● **PROBLEM STATEMENT**
Go through the entries below and pick out every line with "Przestrzeń".

Collected data:
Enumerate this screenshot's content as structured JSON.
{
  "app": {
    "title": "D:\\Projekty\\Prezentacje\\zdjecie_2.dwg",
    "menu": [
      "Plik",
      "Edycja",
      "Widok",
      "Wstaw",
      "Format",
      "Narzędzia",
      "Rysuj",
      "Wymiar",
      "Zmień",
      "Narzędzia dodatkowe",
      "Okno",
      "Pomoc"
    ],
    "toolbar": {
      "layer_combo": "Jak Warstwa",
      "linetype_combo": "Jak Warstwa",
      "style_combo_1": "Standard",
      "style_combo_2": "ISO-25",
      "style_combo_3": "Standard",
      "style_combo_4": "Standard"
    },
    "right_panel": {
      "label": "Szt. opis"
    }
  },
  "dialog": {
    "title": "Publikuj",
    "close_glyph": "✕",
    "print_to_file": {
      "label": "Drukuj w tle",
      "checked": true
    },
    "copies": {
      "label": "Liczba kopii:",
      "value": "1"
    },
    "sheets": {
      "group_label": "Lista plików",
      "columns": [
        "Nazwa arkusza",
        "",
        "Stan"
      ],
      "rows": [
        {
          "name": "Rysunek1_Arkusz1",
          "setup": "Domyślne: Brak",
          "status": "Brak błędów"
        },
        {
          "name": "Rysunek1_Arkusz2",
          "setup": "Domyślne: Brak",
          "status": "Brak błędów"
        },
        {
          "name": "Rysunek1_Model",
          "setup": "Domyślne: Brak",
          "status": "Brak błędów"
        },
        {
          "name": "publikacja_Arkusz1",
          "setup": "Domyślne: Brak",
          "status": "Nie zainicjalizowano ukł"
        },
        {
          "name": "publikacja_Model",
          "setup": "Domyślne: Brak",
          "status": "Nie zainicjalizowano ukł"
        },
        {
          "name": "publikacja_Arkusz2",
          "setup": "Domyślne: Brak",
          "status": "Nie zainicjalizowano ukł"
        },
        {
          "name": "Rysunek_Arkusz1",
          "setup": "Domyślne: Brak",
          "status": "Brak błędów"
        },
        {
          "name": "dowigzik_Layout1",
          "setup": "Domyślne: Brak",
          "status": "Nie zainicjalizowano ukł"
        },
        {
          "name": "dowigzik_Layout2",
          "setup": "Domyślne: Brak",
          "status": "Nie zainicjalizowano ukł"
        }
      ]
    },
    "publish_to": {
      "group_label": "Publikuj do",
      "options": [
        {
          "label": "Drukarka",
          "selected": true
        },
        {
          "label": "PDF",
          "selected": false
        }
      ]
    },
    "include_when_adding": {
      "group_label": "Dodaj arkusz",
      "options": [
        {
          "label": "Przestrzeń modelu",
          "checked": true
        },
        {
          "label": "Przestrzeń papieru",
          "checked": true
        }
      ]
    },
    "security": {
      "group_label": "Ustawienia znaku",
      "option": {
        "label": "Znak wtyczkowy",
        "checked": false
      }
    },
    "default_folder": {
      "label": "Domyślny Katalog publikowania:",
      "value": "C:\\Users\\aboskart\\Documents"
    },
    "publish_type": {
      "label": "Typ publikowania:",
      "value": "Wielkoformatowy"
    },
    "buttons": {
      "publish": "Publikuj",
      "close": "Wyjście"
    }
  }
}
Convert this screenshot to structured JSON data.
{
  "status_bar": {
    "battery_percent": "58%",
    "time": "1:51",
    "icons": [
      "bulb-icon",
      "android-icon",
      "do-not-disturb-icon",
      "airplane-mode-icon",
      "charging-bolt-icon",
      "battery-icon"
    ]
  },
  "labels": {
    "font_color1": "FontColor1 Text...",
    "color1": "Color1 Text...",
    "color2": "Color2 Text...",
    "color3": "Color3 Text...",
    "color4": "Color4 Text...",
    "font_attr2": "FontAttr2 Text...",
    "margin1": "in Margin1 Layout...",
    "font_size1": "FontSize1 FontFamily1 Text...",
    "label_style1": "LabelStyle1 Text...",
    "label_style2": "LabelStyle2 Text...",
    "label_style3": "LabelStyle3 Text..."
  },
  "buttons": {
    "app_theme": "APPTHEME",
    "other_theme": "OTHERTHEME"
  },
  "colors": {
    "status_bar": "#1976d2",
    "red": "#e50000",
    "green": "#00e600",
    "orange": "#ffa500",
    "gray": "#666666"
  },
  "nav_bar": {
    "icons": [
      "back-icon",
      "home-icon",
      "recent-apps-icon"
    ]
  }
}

● **OUTPUT**
          "label": "Przestrzeń modelu",
          "label": "Przestrzeń papieru",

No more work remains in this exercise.